Unfortunately, Jordyn Wieber is another victim of diversity quotas… and NBC’s hypocrisy is on full display.
The Court’s ruling in the Gratz case threw out the University of Michigan’s undergraduate point-based admissions process as an unconstitutional violation of the Equal Protection Clause. The Court, however, muddled race-based admissions when it upheld the University of Michigan’s law school’s “holistic” admissions program in the companion case of Grutter v. Bollinger.
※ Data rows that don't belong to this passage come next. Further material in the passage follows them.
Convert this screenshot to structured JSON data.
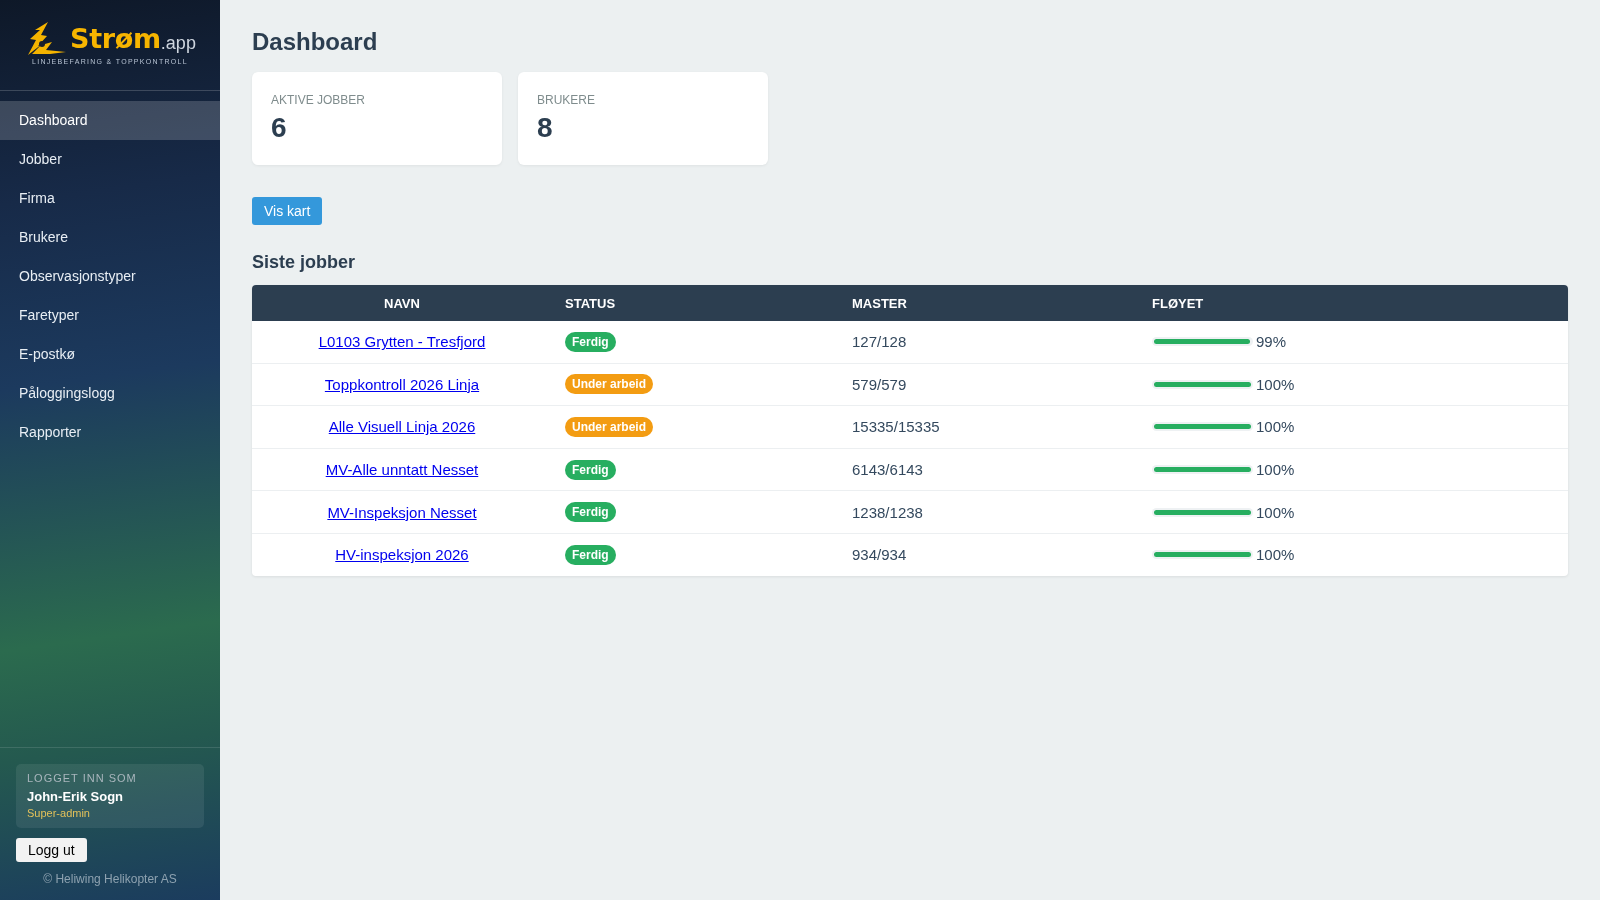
{
  "sidebar": {
    "logo": {
      "name": "Strøm",
      "suffix": ".app",
      "tagline": "LINJEBEFARING & TOPPKONTROLL"
    },
    "items": [
      {
        "label": "Dashboard",
        "selected": true
      },
      {
        "label": "Jobber",
        "selected": false
      },
      {
        "label": "Firma",
        "selected": false
      },
      {
        "label": "Brukere",
        "selected": false
      },
      {
        "label": "Observasjonstyper",
        "selected": false
      },
      {
        "label": "Faretyper",
        "selected": false
      },
      {
        "label": "E-postkø",
        "selected": false
      },
      {
        "label": "Påloggingslogg",
        "selected": false
      },
      {
        "label": "Rapporter",
        "selected": false
      }
    ],
    "user": {
      "caption": "LOGGET INN SOM",
      "name": "John-Erik Sogn",
      "role": "Super-admin"
    },
    "logout_button": "Logg ut",
    "footer": "© Heliwing Helikopter AS"
  },
  "page": {
    "title": "Dashboard",
    "stats": [
      {
        "label": "AKTIVE JOBBER",
        "value": "6"
      },
      {
        "label": "BRUKERE",
        "value": "8"
      }
    ],
    "map_button": "Vis kart",
    "jobs": {
      "title": "Siste jobber",
      "columns": [
        "NAVN",
        "STATUS",
        "MASTER",
        "FLØYET"
      ],
      "rows": [
        {
          "name": "L0103 Grytten - Tresfjord",
          "status": {
            "label": "Ferdig",
            "color": "#27ae60"
          },
          "masts": "127/128",
          "level": 0.99,
          "flown": "99%"
        },
        {
          "name": "Toppkontroll 2026 Linja",
          "status": {
            "label": "Under arbeid",
            "color": "#f39c12"
          },
          "masts": "579/579",
          "level": 1,
          "flown": "100%"
        },
        {
          "name": "Alle Visuell Linja 2026",
          "status": {
            "label": "Under arbeid",
            "color": "#f39c12"
          },
          "masts": "15335/15335",
          "level": 1,
          "flown": "100%"
        },
        {
          "name": "MV-Alle unntatt Nesset",
          "status": {
            "label": "Ferdig",
            "color": "#27ae60"
          },
          "masts": "6143/6143",
          "level": 1,
          "flown": "100%"
        },
        {
          "name": "MV-Inspeksjon Nesset",
          "status": {
            "label": "Ferdig",
            "color": "#27ae60"
          },
          "masts": "1238/1238",
          "level": 1,
          "flown": "100%"
        },
        {
          "name": "HV-inspeksjon 2026",
          "status": {
            "label": "Ferdig",
            "color": "#27ae60"
          },
          "masts": "934/934",
          "level": 1,
          "flown": "100%"
        }
      ]
    }
  }
}
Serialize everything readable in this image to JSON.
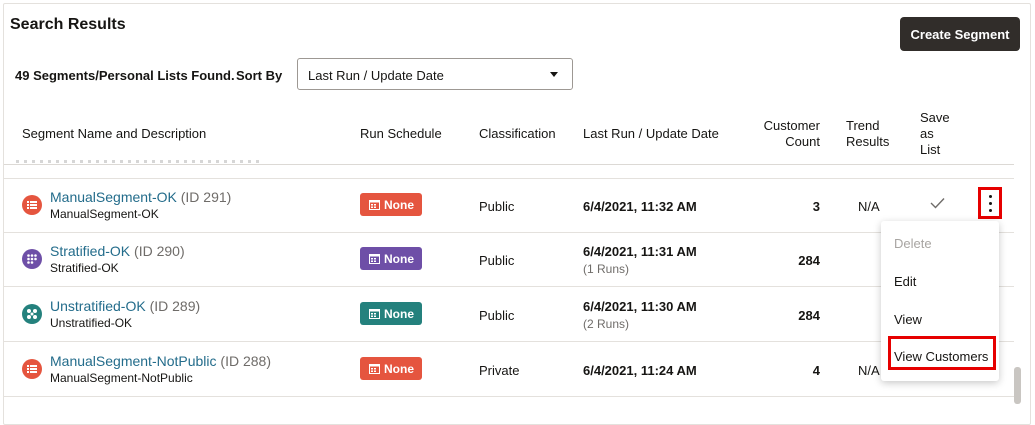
{
  "header": {
    "title": "Search Results",
    "create_label": "Create Segment"
  },
  "summary": {
    "found_text": "49 Segments/Personal Lists Found.",
    "sort_label": "Sort By",
    "sort_value": "Last Run / Update Date"
  },
  "columns": {
    "name": "Segment Name and Description",
    "schedule": "Run Schedule",
    "classification": "Classification",
    "last_run": "Last Run / Update Date",
    "count_1": "Customer",
    "count_2": "Count",
    "trend_1": "Trend",
    "trend_2": "Results",
    "save_1": "Save",
    "save_2": "as",
    "save_3": "List"
  },
  "rows": [
    {
      "name": "ManualSegment-OK",
      "id": "(ID 291)",
      "desc": "ManualSegment-OK",
      "schedule": "None",
      "classification": "Public",
      "last_run": "6/4/2021, 11:32 AM",
      "runs": "",
      "count": "3",
      "trend": "N/A",
      "icon": "list-icon",
      "color": "#e5553f"
    },
    {
      "name": "Stratified-OK",
      "id": "(ID 290)",
      "desc": "Stratified-OK",
      "schedule": "None",
      "classification": "Public",
      "last_run": "6/4/2021, 11:31 AM",
      "runs": "(1 Runs)",
      "count": "284",
      "trend": "",
      "icon": "grid-icon",
      "color": "#6e4fa7"
    },
    {
      "name": "Unstratified-OK",
      "id": "(ID 289)",
      "desc": "Unstratified-OK",
      "schedule": "None",
      "classification": "Public",
      "last_run": "6/4/2021, 11:30 AM",
      "runs": "(2 Runs)",
      "count": "284",
      "trend": "",
      "icon": "cluster-icon",
      "color": "#24817d"
    },
    {
      "name": "ManualSegment-NotPublic",
      "id": "(ID 288)",
      "desc": "ManualSegment-NotPublic",
      "schedule": "None",
      "classification": "Private",
      "last_run": "6/4/2021, 11:24 AM",
      "runs": "",
      "count": "4",
      "trend": "N/A",
      "icon": "list-icon",
      "color": "#e5553f"
    }
  ],
  "menu": {
    "delete": "Delete",
    "edit": "Edit",
    "view": "View",
    "view_customers": "View Customers"
  }
}
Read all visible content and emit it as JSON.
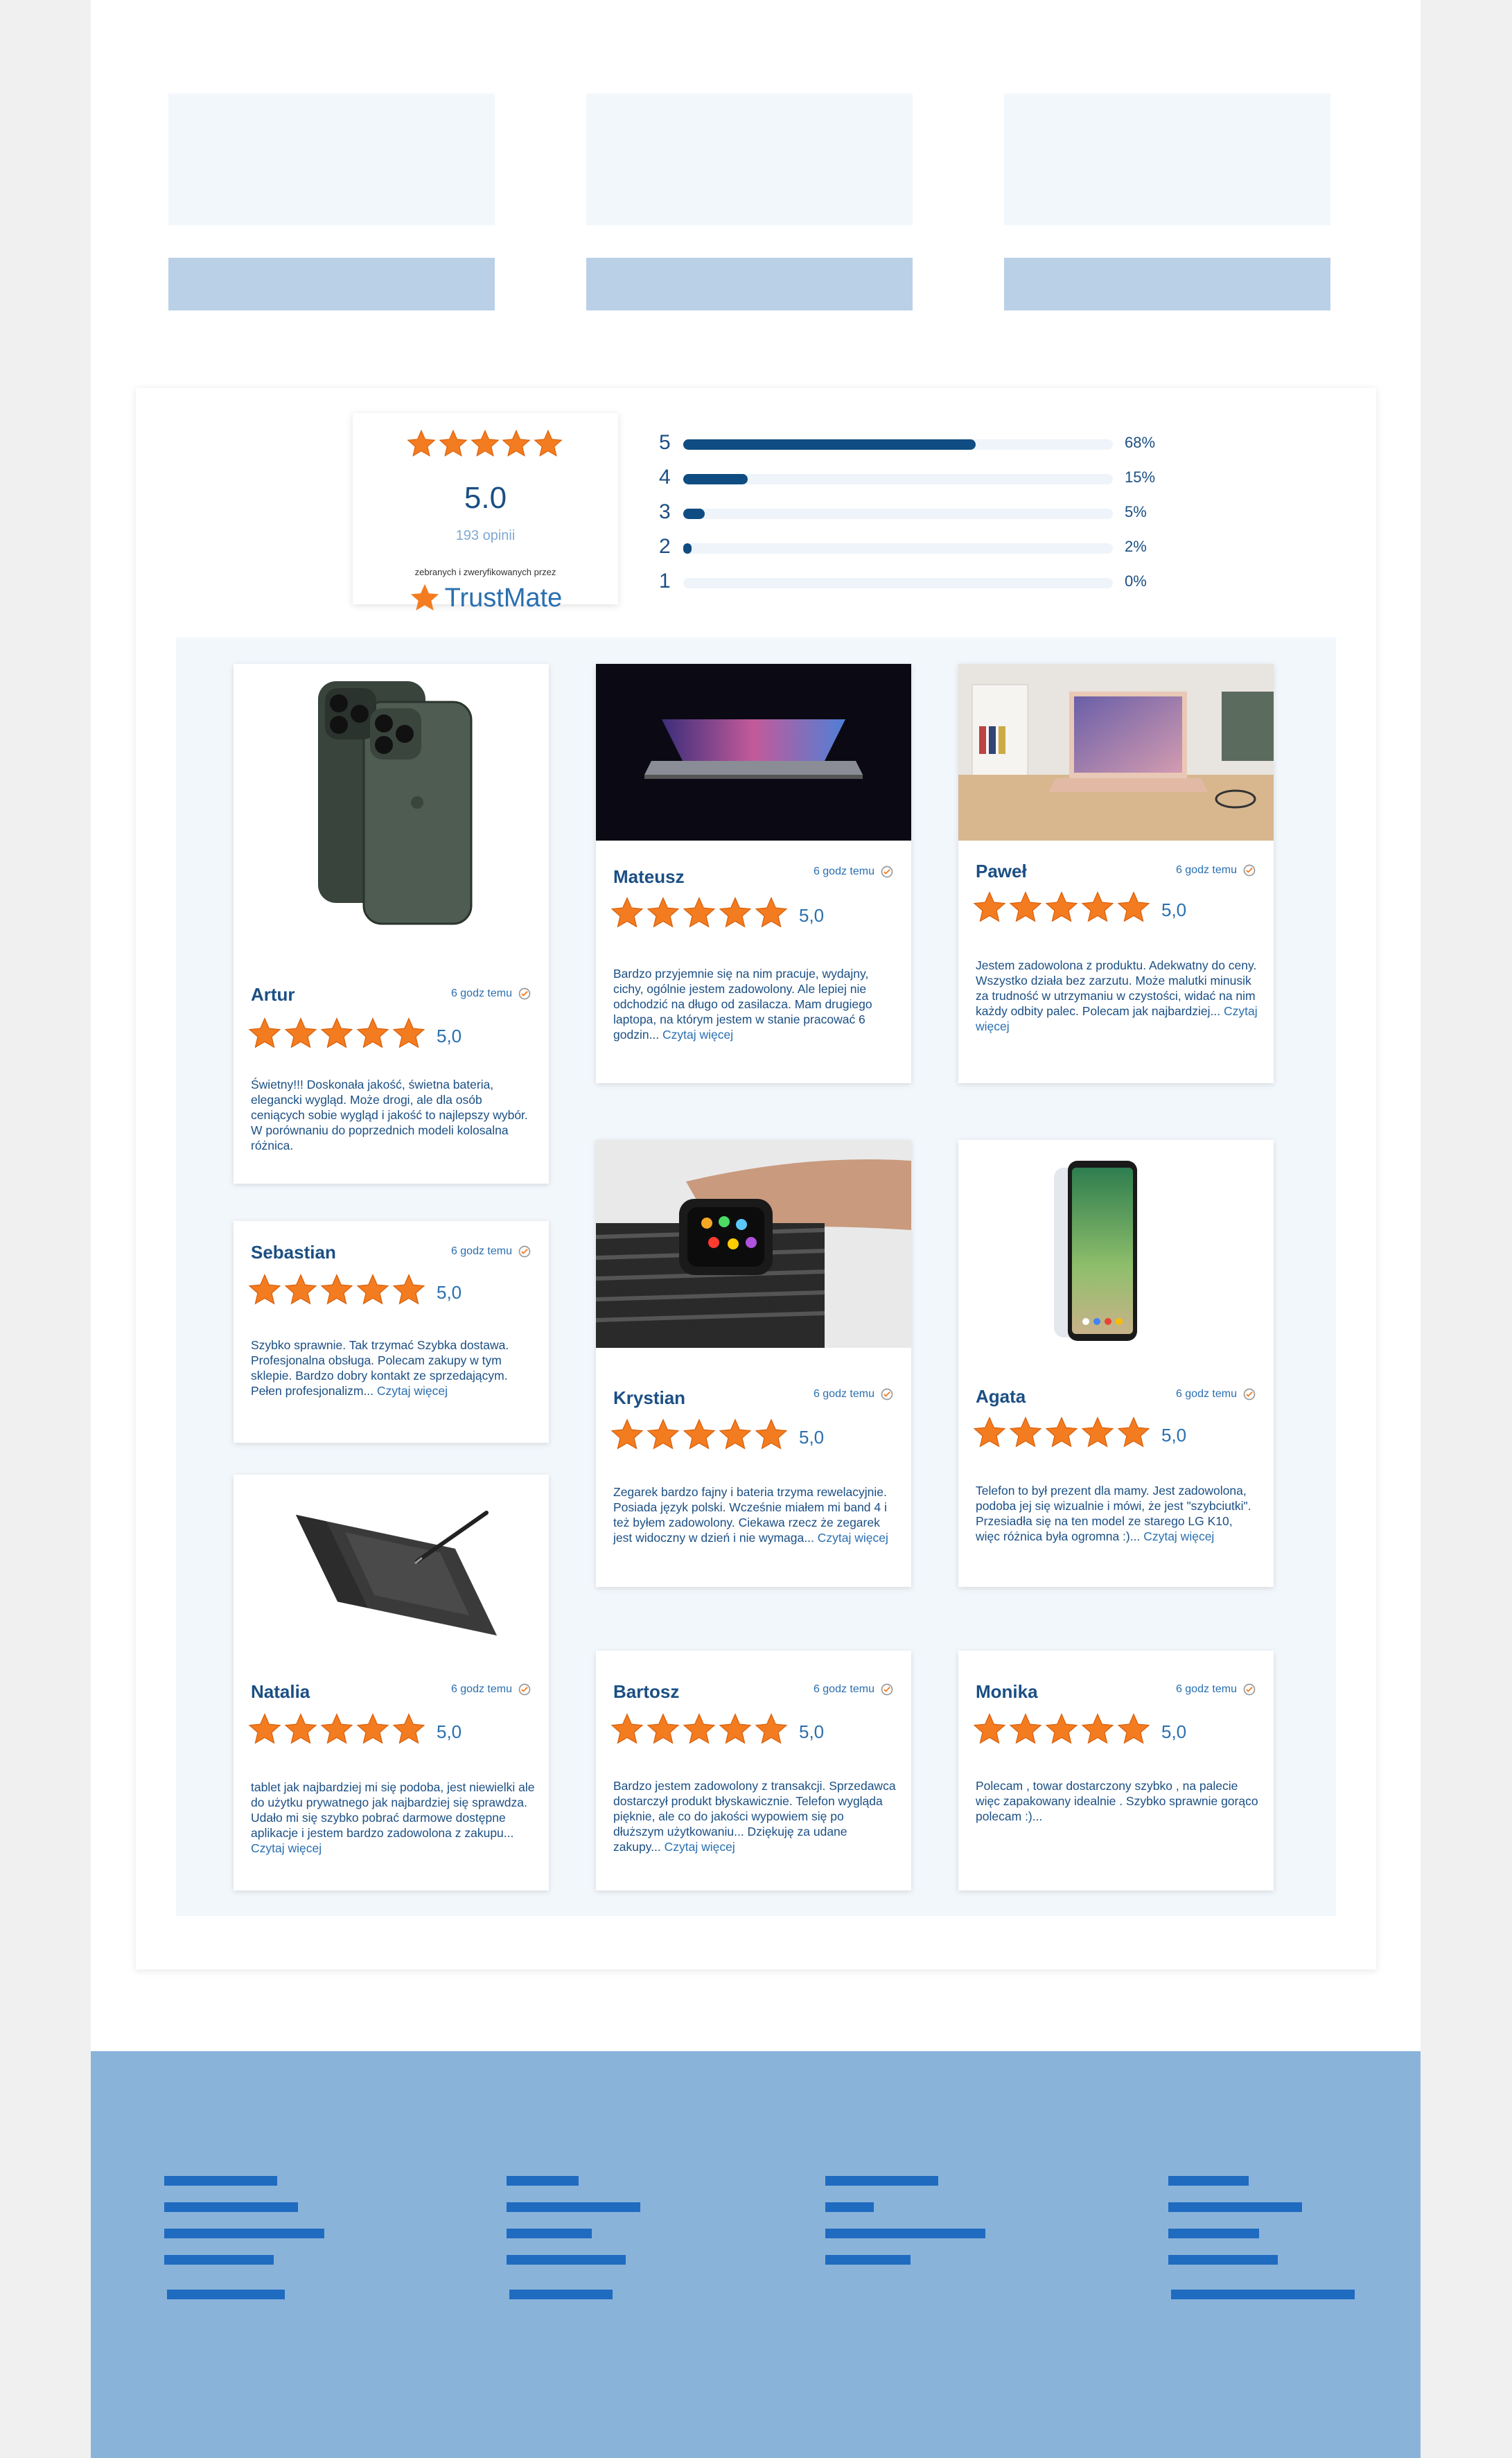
{
  "colors": {
    "accent": "#0f4c81",
    "star": "#f47c20",
    "link": "#2a6fb0",
    "panel": "#f2f7fc",
    "footer": "#8ab3da"
  },
  "summary": {
    "score": "5.0",
    "count": "193 opinii",
    "verified": "zebranych i zweryfikowanych przez",
    "brand": "TrustMate",
    "brand_icon": "star-logo-icon",
    "stars": 5
  },
  "distribution": [
    {
      "label": "5",
      "percent": "68%",
      "value": 68
    },
    {
      "label": "4",
      "percent": "15%",
      "value": 15
    },
    {
      "label": "3",
      "percent": "5%",
      "value": 5
    },
    {
      "label": "2",
      "percent": "2%",
      "value": 2
    },
    {
      "label": "1",
      "percent": "0%",
      "value": 0
    }
  ],
  "reviews": [
    {
      "name": "Artur",
      "time": "6 godz temu",
      "score": "5,0",
      "image": "iphone-image",
      "text": "Świetny!!! Doskonała jakość, świetna bateria, elegancki wygląd. Może drogi, ale dla osób ceniących sobie wygląd i jakość to najlepszy wybór. W porównaniu do poprzednich modeli  kolosalna różnica.",
      "more": ""
    },
    {
      "name": "Mateusz",
      "time": "6 godz temu",
      "score": "5,0",
      "image": "macbook-pro-image",
      "text": "Bardzo przyjemnie się na nim pracuje, wydajny, cichy, ogólnie jestem zadowolony. Ale lepiej nie odchodzić na długo od zasilacza. Mam drugiego laptopa, na którym jestem w stanie pracować 6 godzin...",
      "more": "Czytaj więcej"
    },
    {
      "name": "Paweł",
      "time": "6 godz temu",
      "score": "5,0",
      "image": "macbook-air-image",
      "text": "Jestem zadowolona z produktu. Adekwatny do ceny. Wszystko działa bez zarzutu. Może malutki minusik za trudność w utrzymaniu w czystości, widać na nim każdy odbity palec. Polecam jak najbardziej...",
      "more": "Czytaj więcej"
    },
    {
      "name": "Sebastian",
      "time": "6 godz temu",
      "score": "5,0",
      "image": "",
      "text": "Szybko sprawnie. Tak trzymać Szybka dostawa. Profesjonalna obsługa. Polecam zakupy w tym sklepie. Bardzo dobry kontakt ze sprzedającym. Pełen profesjonalizm...",
      "more": "Czytaj więcej"
    },
    {
      "name": "Krystian",
      "time": "6 godz temu",
      "score": "5,0",
      "image": "smartwatch-image",
      "text": "Zegarek bardzo fajny i bateria trzyma rewelacyjnie. Posiada język polski. Wcześnie miałem mi band 4 i też byłem zadowolony. Ciekawa rzecz że zegarek jest widoczny w dzień i nie wymaga...",
      "more": "Czytaj więcej"
    },
    {
      "name": "Agata",
      "time": "6 godz temu",
      "score": "5,0",
      "image": "smartphone-image",
      "text": "Telefon to był prezent dla mamy. Jest zadowolona, podoba jej się wizualnie i mówi, że jest \"szybciutki\". Przesiadła się na ten model ze starego LG K10, więc różnica była ogromna :)...",
      "more": "Czytaj więcej"
    },
    {
      "name": "Natalia",
      "time": "6 godz temu",
      "score": "5,0",
      "image": "graphics-tablet-image",
      "text": "tablet jak najbardziej mi się podoba, jest niewielki ale do użytku prywatnego jak najbardziej się sprawdza. Udało mi się szybko pobrać darmowe dostępne aplikacje i jestem bardzo zadowolona z zakupu...",
      "more": "Czytaj więcej"
    },
    {
      "name": "Bartosz",
      "time": "6 godz temu",
      "score": "5,0",
      "image": "",
      "text": "Bardzo jestem zadowolony z transakcji. Sprzedawca dostarczył produkt błyskawicznie. Telefon wygląda pięknie, ale co do jakości wypowiem się po dłuższym użytkowaniu... Dziękuję za udane zakupy...",
      "more": "Czytaj więcej"
    },
    {
      "name": "Monika",
      "time": "6 godz temu",
      "score": "5,0",
      "image": "",
      "text": "Polecam , towar dostarczony szybko , na palecie więc zapakowany idealnie . Szybko sprawnie gorąco polecam :)...",
      "more": ""
    }
  ]
}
Justice Sandra Day O’Connor wrote in the majority opinion in Grutter that a school can have a “narrowly tailored” policy that promotes a “compelling interest” in fostering the alleged “educational benefits that flow from a diverse student body.”
O’Connor wrote that enforced diversity may not be needed “25 years from now.” As it so happens, Project 21 — through the filing of a legal brief — is participating in another big higher education affirmative action case. Abigail Fisher v. University of Texas at Austin comes less than a decade later, and it seeks to address the wrongs wrought by the Grutter decision.
NBC’s web site posted a vigorous condemnation of the diversity standards being practiced at the Olympics. Josh Alpert wrote that “there are four very deserving women who devoted their lives to reaching this goal, reached it and then still got shut out by an inane rule.”
Alpert added: “Wanting to spread the wealth to as many countries as possible is a noble idea… [But what happened to Wieber and the others] flies in the face of everything that sports is supposed to represent.”
But not for Jennifer Gratz or Patrick Hamacher or Barbara Grutter or Abigail Fisher or anyone else harmed by racial quotas in school admissions that are largely approved of by mainstream media organizations such as NBC? Shouldn’t the admissions process for higher education be as objective as gymnastics competitions?
And what about Title IX restrictions that often prevents college men from participating in sports such as wrestling, golf, tennis and hockey in favor of women’s lacrosse, rowing and softball?
It’s situations such as this that show the power of the media’s filter on how much news people actually get, and how much this control can shape public opinion.